### ASSIGNMENT:
Please state how many lines below include the word "Bengali"; the reply should be the number only.

### INFORMATION SUPPLIED:
____________
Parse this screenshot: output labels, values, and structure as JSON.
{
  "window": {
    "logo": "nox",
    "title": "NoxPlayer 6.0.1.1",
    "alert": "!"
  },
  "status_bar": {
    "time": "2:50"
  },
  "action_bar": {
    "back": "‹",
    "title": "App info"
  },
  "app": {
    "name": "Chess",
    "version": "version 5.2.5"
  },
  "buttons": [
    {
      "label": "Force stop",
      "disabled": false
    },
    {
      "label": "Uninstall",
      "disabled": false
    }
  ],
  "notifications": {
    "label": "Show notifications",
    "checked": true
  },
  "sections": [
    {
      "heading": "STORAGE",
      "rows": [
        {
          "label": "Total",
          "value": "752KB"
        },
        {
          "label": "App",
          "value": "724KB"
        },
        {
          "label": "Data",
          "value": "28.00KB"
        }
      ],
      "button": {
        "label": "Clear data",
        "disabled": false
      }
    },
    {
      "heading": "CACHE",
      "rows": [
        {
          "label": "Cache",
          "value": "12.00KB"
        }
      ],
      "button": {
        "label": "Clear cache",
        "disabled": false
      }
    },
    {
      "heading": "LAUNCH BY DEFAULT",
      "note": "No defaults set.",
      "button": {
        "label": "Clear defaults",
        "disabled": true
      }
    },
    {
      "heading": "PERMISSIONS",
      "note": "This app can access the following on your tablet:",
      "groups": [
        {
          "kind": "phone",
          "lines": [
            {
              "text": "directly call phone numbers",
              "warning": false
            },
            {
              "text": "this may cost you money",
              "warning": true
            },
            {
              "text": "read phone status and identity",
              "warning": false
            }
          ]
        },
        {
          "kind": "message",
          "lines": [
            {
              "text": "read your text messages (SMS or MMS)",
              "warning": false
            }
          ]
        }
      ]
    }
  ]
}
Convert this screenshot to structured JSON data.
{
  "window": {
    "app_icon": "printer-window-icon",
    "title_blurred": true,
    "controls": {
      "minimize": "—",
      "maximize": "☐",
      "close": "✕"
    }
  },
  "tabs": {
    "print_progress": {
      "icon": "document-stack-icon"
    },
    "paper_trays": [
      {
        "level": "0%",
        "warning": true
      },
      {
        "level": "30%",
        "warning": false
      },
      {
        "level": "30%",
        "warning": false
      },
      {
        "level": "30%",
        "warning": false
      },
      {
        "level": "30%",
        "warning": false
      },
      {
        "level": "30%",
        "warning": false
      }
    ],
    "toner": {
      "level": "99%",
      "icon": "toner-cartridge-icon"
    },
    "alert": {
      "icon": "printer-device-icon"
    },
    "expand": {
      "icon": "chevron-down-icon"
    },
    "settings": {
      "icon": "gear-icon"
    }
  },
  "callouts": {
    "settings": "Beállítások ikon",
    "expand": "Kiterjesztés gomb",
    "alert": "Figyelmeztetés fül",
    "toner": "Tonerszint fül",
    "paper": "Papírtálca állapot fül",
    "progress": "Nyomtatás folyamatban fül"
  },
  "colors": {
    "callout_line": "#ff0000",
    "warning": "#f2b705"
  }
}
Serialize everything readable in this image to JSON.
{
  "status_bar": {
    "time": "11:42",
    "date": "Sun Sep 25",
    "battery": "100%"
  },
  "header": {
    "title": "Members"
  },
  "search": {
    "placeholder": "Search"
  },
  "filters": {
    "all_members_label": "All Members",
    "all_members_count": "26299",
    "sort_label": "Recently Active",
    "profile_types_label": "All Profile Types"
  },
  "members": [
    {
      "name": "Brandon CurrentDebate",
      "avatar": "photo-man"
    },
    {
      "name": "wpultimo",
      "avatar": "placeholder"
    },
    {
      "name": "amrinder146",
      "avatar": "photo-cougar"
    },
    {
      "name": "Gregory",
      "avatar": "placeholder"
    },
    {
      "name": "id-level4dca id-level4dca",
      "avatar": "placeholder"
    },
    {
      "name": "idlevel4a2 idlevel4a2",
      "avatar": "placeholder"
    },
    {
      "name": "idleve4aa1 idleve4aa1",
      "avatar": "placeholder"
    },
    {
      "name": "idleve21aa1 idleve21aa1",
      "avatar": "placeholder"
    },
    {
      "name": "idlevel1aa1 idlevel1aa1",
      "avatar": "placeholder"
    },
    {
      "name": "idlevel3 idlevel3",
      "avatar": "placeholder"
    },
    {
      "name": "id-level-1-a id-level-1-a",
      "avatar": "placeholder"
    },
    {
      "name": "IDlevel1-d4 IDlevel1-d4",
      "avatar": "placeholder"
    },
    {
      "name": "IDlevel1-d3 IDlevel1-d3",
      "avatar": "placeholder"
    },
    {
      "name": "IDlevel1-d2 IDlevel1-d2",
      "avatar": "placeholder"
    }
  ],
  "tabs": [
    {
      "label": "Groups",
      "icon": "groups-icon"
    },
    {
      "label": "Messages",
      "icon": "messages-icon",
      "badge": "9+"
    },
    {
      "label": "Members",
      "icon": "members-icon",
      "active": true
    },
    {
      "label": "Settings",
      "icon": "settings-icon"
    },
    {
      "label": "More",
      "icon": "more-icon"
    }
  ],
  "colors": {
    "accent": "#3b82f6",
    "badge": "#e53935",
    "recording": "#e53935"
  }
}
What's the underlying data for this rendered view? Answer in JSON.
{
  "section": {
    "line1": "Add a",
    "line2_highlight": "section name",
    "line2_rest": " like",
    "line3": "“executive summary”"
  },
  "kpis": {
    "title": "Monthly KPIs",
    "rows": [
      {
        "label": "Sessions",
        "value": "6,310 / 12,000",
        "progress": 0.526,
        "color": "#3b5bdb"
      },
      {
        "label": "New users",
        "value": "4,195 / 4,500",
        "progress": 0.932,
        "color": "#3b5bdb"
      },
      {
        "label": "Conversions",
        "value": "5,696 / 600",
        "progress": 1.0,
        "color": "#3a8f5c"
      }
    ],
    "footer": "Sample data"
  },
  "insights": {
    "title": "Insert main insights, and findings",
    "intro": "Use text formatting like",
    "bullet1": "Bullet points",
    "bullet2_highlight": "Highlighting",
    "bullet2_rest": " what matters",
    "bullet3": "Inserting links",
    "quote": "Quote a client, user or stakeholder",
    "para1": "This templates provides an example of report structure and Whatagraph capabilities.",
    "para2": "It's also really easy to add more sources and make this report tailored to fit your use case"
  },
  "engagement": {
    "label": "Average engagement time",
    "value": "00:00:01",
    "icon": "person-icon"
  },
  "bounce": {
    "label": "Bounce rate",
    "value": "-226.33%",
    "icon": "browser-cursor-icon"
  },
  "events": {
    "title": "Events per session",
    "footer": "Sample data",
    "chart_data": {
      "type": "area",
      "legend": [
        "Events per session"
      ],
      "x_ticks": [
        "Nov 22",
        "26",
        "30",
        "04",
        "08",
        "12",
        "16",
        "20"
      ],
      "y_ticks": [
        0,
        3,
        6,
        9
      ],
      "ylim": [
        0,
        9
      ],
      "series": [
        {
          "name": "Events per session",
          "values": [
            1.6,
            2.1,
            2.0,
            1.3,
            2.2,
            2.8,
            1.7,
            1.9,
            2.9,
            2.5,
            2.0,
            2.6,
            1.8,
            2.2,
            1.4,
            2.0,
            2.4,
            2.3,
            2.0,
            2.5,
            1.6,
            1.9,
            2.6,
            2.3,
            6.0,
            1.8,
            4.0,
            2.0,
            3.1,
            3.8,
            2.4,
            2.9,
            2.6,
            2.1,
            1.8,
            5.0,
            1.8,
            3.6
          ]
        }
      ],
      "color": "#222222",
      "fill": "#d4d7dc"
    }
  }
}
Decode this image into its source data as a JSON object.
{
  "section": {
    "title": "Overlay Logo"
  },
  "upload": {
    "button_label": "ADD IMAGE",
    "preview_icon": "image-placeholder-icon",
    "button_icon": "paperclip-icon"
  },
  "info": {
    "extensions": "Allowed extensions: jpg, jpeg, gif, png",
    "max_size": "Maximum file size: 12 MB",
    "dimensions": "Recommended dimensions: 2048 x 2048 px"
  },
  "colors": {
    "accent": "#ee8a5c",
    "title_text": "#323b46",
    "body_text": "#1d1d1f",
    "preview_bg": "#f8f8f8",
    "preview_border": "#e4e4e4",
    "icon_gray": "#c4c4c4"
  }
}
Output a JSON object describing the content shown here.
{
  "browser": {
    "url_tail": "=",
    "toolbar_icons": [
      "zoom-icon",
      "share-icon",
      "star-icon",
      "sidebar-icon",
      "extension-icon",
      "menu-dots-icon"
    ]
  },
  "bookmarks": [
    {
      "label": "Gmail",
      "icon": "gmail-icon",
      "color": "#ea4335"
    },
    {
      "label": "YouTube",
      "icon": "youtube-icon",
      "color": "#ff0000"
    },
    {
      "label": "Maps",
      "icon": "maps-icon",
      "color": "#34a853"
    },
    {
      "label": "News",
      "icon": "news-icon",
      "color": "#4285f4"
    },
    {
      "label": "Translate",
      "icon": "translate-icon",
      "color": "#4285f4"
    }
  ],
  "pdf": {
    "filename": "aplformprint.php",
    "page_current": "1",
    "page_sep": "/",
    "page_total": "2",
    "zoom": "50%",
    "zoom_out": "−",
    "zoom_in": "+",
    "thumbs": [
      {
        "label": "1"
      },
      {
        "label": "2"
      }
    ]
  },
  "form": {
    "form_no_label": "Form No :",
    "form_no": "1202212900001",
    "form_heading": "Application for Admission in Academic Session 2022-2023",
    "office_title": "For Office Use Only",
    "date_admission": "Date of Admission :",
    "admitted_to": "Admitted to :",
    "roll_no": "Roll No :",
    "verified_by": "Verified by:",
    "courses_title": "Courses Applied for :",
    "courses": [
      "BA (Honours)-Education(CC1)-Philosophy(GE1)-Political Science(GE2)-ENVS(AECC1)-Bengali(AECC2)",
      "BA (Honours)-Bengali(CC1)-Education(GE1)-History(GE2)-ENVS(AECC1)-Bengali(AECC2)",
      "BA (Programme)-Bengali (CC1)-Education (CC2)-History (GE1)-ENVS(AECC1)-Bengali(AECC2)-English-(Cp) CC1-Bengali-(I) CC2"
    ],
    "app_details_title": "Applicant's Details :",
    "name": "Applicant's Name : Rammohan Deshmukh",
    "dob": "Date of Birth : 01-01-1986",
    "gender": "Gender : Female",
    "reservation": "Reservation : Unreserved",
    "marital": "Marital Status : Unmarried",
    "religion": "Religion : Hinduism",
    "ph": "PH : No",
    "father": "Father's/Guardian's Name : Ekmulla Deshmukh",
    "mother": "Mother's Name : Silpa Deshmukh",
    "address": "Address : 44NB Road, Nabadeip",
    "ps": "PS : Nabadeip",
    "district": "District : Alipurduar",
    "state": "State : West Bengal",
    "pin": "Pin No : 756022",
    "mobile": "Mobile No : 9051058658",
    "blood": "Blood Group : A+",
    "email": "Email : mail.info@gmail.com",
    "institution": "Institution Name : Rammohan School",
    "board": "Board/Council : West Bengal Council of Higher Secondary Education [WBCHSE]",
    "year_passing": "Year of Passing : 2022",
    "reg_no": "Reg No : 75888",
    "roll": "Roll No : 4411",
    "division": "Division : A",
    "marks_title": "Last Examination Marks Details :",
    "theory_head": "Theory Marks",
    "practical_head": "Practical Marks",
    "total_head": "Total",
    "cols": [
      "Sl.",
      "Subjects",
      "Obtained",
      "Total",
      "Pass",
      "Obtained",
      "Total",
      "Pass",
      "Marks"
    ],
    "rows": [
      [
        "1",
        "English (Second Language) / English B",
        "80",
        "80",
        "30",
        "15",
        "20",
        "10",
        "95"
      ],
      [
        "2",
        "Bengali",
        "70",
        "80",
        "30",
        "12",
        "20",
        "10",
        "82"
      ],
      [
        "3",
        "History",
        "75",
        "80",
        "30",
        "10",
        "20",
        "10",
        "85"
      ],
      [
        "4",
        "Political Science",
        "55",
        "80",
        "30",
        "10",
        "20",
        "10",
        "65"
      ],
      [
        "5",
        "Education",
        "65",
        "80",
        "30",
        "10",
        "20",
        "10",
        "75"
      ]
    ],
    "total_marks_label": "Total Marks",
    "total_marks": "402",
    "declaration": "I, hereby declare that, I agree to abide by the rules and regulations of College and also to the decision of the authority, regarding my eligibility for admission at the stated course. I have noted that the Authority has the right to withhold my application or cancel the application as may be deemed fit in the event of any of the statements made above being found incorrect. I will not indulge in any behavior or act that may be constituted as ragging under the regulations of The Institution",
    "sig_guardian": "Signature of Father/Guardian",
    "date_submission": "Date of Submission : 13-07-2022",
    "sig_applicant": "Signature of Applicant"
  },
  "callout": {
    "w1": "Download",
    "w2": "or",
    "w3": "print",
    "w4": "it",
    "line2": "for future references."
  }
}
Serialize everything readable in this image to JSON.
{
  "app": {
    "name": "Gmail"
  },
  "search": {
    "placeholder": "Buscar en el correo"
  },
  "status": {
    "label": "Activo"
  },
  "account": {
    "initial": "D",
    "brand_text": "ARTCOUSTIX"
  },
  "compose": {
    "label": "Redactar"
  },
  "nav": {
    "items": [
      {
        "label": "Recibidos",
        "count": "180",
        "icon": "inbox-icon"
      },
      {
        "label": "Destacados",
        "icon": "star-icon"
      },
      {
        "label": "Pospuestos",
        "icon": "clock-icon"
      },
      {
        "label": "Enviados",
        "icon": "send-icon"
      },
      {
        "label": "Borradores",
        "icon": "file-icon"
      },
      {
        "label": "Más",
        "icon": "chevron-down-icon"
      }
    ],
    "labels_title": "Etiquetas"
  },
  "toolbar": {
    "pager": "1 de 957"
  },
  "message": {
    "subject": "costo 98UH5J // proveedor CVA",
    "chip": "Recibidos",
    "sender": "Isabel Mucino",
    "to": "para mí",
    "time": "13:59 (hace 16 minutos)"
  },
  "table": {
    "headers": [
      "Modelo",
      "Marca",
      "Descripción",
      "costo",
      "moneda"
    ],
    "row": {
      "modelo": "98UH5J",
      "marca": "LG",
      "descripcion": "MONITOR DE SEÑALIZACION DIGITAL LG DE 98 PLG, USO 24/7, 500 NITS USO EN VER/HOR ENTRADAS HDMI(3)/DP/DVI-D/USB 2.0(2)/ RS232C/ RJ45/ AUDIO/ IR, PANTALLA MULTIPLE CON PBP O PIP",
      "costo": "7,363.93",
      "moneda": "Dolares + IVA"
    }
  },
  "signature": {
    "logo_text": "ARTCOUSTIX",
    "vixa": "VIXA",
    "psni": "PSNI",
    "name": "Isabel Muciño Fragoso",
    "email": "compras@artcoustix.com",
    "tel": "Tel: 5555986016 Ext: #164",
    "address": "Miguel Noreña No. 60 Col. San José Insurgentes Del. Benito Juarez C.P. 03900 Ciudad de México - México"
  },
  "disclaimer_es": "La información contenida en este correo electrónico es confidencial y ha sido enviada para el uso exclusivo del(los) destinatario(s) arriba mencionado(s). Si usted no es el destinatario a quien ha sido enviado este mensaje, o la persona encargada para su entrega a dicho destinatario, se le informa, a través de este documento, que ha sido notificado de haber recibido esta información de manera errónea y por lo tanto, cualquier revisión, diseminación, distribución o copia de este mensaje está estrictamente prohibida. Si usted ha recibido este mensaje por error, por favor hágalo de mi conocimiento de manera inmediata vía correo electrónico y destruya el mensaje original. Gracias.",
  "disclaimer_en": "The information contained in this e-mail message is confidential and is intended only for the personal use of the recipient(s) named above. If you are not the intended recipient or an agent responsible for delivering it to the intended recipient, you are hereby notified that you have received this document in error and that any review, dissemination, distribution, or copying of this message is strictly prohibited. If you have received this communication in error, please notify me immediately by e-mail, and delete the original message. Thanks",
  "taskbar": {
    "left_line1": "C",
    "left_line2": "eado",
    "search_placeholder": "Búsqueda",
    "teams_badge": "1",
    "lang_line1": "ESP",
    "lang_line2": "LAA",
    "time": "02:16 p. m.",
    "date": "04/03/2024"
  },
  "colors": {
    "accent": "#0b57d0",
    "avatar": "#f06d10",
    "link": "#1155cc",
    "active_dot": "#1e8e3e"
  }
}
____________
### YOUR SOLUTION:
4